  • Number of Coins
  • Number of Apps

Traction View

Outcome Metrics
  • Active Users (Daily, Weekly or Monthly)
  • Total transactions (number)
  • Value of transactions (value)
  • Balances in smart contracts (value)
  • Transactions to/from contracts (number)
  • Value of transactions to/from contracts (value)
  • Blockchain rewards to users (value)
  • Wallets value (value)

Activity Metrics (numbers)

  • Unique addresses
  • Active addresses
  • Wallets
  • Nodes
  • Transactions per second
  • Blocks per hour
  • Developers
  • API calls
  • Software downloads
  • Repositories
  • Commits
  • App downloads
  • Clients
Tracking Blockchain Metrics by William Mougayar Here is my favorite (short) list of traction metrics (Testnet transactions don’t count): Ethereum: 52% of transaction types going to smart contracts (Source: Amberdata) CryptoKitties: 2.8 Million smart contract transactions in first 6 months (Source: Dappboard) 0x: Over 100,000 lifetime trades (Source: 0x Tracker) Until there are real revenues and profits (if that applies), I’d like to see more traction metrics from blockchain companies. We need to see them soon.]]>

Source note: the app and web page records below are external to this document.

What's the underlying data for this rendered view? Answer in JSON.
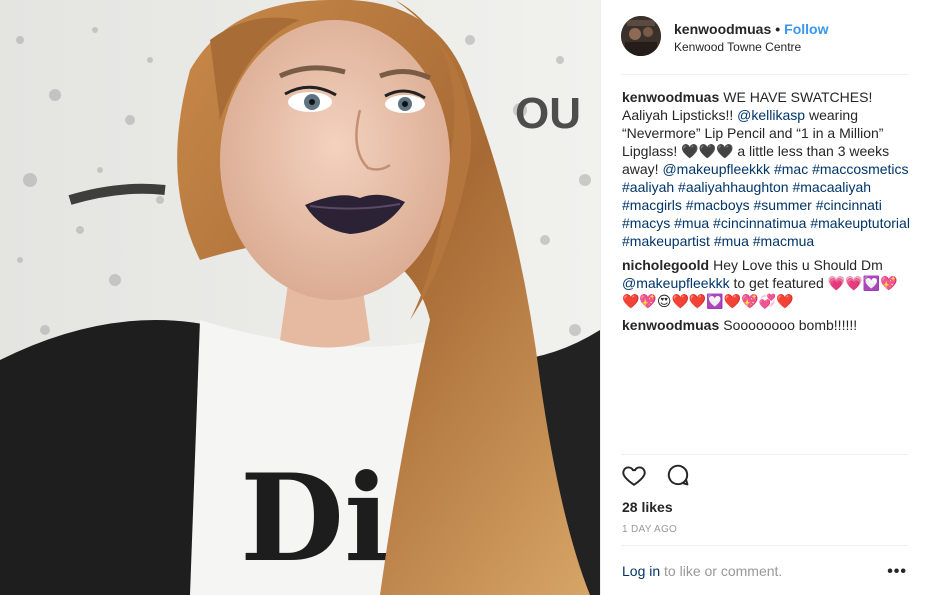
{
  "post": {
    "username": "kenwoodmuas",
    "separator": "•",
    "follow_label": "Follow",
    "location": "Kenwood Towne Centre",
    "photo_wall_text": "OU",
    "photo_shirt_text": "Di"
  },
  "comments": [
    {
      "user": "kenwoodmuas",
      "parts": [
        {
          "t": "text",
          "v": "WE HAVE SWATCHES! Aaliyah Lipsticks!! "
        },
        {
          "t": "link",
          "v": "@kellikasp"
        },
        {
          "t": "text",
          "v": " wearing “Nevermore” Lip Pencil and “1 in a Million” Lipglass! 🖤🖤🖤 a little less than 3 weeks away! "
        },
        {
          "t": "link",
          "v": "@makeupfleekkk"
        },
        {
          "t": "text",
          "v": " "
        },
        {
          "t": "link",
          "v": "#mac"
        },
        {
          "t": "text",
          "v": " "
        },
        {
          "t": "link",
          "v": "#maccosmetics"
        },
        {
          "t": "text",
          "v": " "
        },
        {
          "t": "link",
          "v": "#aaliyah"
        },
        {
          "t": "text",
          "v": " "
        },
        {
          "t": "link",
          "v": "#aaliyahhaughton"
        },
        {
          "t": "text",
          "v": " "
        },
        {
          "t": "link",
          "v": "#macaaliyah"
        },
        {
          "t": "text",
          "v": " "
        },
        {
          "t": "link",
          "v": "#macgirls"
        },
        {
          "t": "text",
          "v": " "
        },
        {
          "t": "link",
          "v": "#macboys"
        },
        {
          "t": "text",
          "v": " "
        },
        {
          "t": "link",
          "v": "#summer"
        },
        {
          "t": "text",
          "v": " "
        },
        {
          "t": "link",
          "v": "#cincinnati"
        },
        {
          "t": "text",
          "v": " "
        },
        {
          "t": "link",
          "v": "#macys"
        },
        {
          "t": "text",
          "v": " "
        },
        {
          "t": "link",
          "v": "#mua"
        },
        {
          "t": "text",
          "v": " "
        },
        {
          "t": "link",
          "v": "#cincinnatimua"
        },
        {
          "t": "text",
          "v": " "
        },
        {
          "t": "link",
          "v": "#makeuptutorial"
        },
        {
          "t": "text",
          "v": " "
        },
        {
          "t": "link",
          "v": "#makeupartist"
        },
        {
          "t": "text",
          "v": " "
        },
        {
          "t": "link",
          "v": "#mua"
        },
        {
          "t": "text",
          "v": " "
        },
        {
          "t": "link",
          "v": "#macmua"
        }
      ]
    },
    {
      "user": "nicholegoold",
      "parts": [
        {
          "t": "text",
          "v": "Hey Love this u Should Dm "
        },
        {
          "t": "link",
          "v": "@makeupfleekkk"
        },
        {
          "t": "text",
          "v": " to get featured 💗💗💟💖❤️💖😍❤️❤️💟❤️💖💞❤️"
        }
      ]
    },
    {
      "user": "kenwoodmuas",
      "parts": [
        {
          "t": "text",
          "v": "Soooooooo bomb!!!!!!"
        }
      ]
    }
  ],
  "engagement": {
    "likes": "28 likes",
    "timestamp": "1 DAY AGO"
  },
  "footer": {
    "login_label": "Log in",
    "rest_label": " to like or comment.",
    "more_label": "•••"
  },
  "icons": {
    "like": "heart-outline-icon",
    "comment": "speech-bubble-icon",
    "more": "more-options-icon"
  },
  "colors": {
    "link": "#003569",
    "follow": "#3897f0",
    "muted": "#999999",
    "text": "#262626"
  }
}
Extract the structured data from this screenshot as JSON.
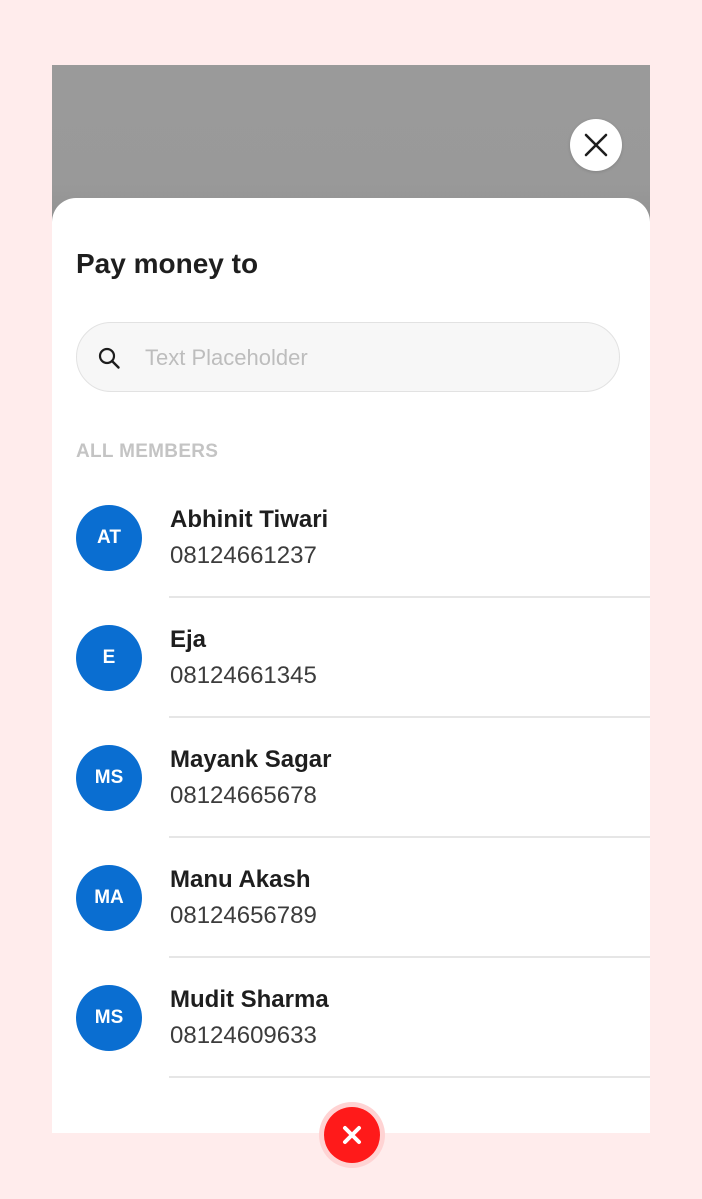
{
  "sheet": {
    "title": "Pay money to",
    "search": {
      "placeholder": "Text Placeholder",
      "value": "",
      "icon": "search-icon"
    },
    "section_label": "ALL MEMBERS",
    "members": [
      {
        "initials": "AT",
        "name": "Abhinit Tiwari",
        "phone": "08124661237"
      },
      {
        "initials": "E",
        "name": "Eja",
        "phone": "08124661345"
      },
      {
        "initials": "MS",
        "name": "Mayank Sagar",
        "phone": "08124665678"
      },
      {
        "initials": "MA",
        "name": "Manu Akash",
        "phone": "08124656789"
      },
      {
        "initials": "MS",
        "name": "Mudit Sharma",
        "phone": "08124609633"
      }
    ]
  },
  "icons": {
    "top_close": "close-icon",
    "bottom_close": "close-icon"
  },
  "colors": {
    "avatar": "#0a6ed1",
    "close_button": "#ff1a1a",
    "background": "#ffecec"
  }
}
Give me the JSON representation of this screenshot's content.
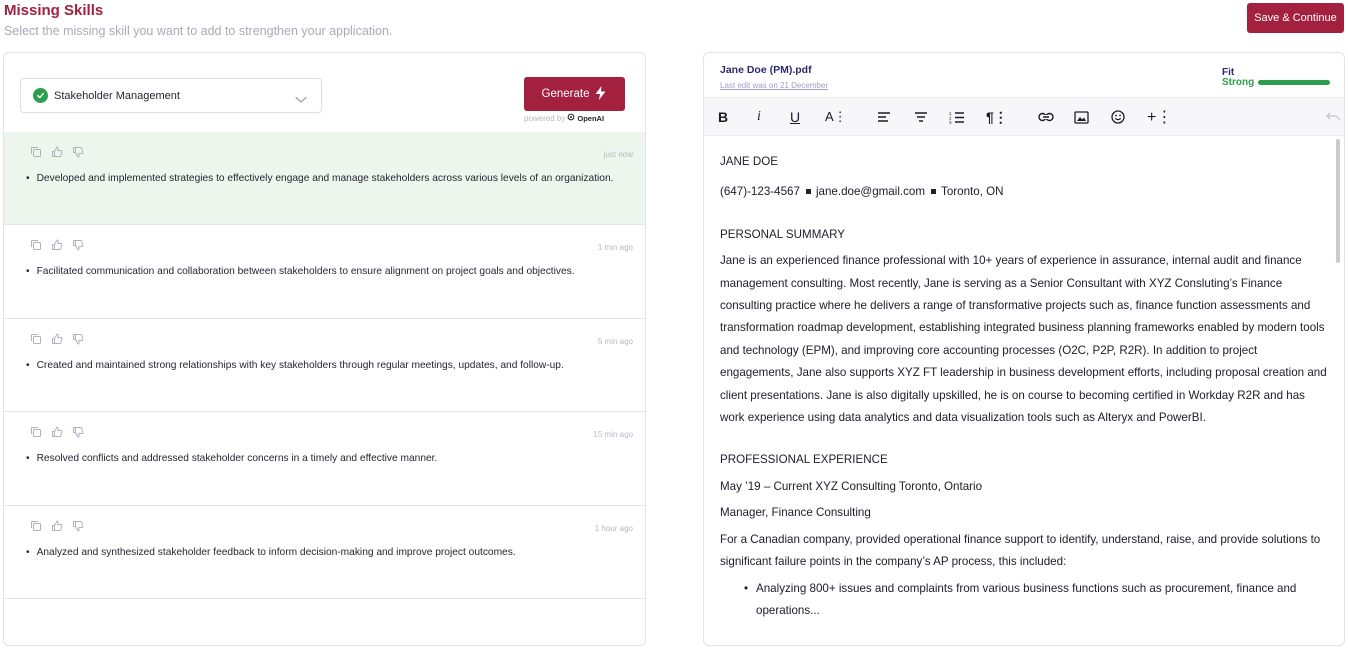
{
  "header": {
    "title": "Missing Skills",
    "subtitle": "Select the missing skill you want to add to strengthen your application.",
    "save_label": "Save & Continue"
  },
  "skill_select": {
    "selected": "Stakeholder Management"
  },
  "generate": {
    "label": "Generate",
    "powered_by": "powered by",
    "provider": "OpenAI"
  },
  "suggestions": [
    {
      "time": "just now",
      "text": "Developed and implemented strategies to effectively engage and manage stakeholders across various levels of an organization.",
      "selected": true
    },
    {
      "time": "1 min ago",
      "text": "Facilitated communication and collaboration between stakeholders to ensure alignment on project goals and objectives."
    },
    {
      "time": "5 min ago",
      "text": "Created and maintained strong relationships with key stakeholders through regular meetings, updates, and follow-up."
    },
    {
      "time": "15 min ago",
      "text": "Resolved conflicts and addressed stakeholder concerns in a timely and effective manner."
    },
    {
      "time": "1 hour ago",
      "text": "Analyzed and synthesized stakeholder feedback to inform decision-making and improve project outcomes."
    }
  ],
  "document": {
    "file_name": "Jane Doe (PM).pdf",
    "last_edit": "Last edit was on 21 December",
    "fit_label": "Fit",
    "fit_value": "Strong",
    "fit_level": 1.0,
    "name": "JANE DOE",
    "phone": "(647)-123-4567",
    "email": "jane.doe@gmail.com",
    "location": "Toronto, ON",
    "summary_heading": "PERSONAL SUMMARY",
    "summary": "Jane is an experienced finance professional with 10+ years of experience in assurance, internal audit and finance management consulting. Most recently, Jane is serving as a Senior Consultant with XYZ Consluting’s Finance consulting practice where he delivers a range of transformative projects such as, finance function assessments and transformation roadmap development, establishing integrated business planning frameworks enabled by modern tools and technology (EPM), and improving core accounting processes (O2C, P2P, R2R). In addition to project engagements, Jane also supports XYZ FT leadership in business development efforts, including proposal creation and client presentations. Jane is also digitally upskilled, he is on course to becoming certified in Workday R2R and has work experience using data analytics and data visualization tools such as Alteryx and PowerBI.",
    "experience_heading": "PROFESSIONAL EXPERIENCE",
    "job_line": "May ’19 – Current XYZ Consulting Toronto, Ontario",
    "job_title": "Manager, Finance Consulting",
    "job_desc": "For a Canadian company, provided operational finance support to identify, understand, raise, and provide solutions to significant failure points in the company’s AP process, this included:",
    "bullets": [
      "Analyzing 800+ issues and complaints from various business functions such as procurement, finance and operations..."
    ]
  },
  "toolbar_icons": [
    "bold-icon",
    "italic-icon",
    "underline-icon",
    "font-size-icon",
    "align-left-icon",
    "align-center-icon",
    "ordered-list-icon",
    "paragraph-icon",
    "link-icon",
    "image-icon",
    "emoji-icon",
    "insert-icon",
    "undo-icon"
  ],
  "colors": {
    "brand": "#a3203f",
    "success": "#2e9e4e",
    "selected_bg": "#ecf6ec",
    "navy": "#2a2a6e"
  }
}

Y Combinator, Advocate Marketing, Product/Market Fit, Gamification, Customer Retention, Metrics, Boards, SEO, Product Mgt, Roundup#15 Oct 20 2013

Startup Management is a manual selection from the hundreds of weekly articles being curated. Previous issues are available here. There are 24 article links in this edition.

Y Combinator Startup School

Here’s the Google Docs with lectures notes from the seminal Y Combinator’s Startup School event that just happened on Oct 19 2013,

Software Engineering, Business Models, Culture, Management, Metrics, Analytics, Entrepreneurship, Growth, Marketing, Weekend Roundup#14 Oct 13 2013

Startup Management is a manual selection from the hundreds of weekly articles being curated. Previous issues are available here. There are 32 links in this mega edition. I couldn’t narrow it further. Too much good content! Have you been forwarding to friend, so they can sign-up and benefit too? You can help, by forwarding to 5 friends.

Powered by WordPress & Theme by Anders Norén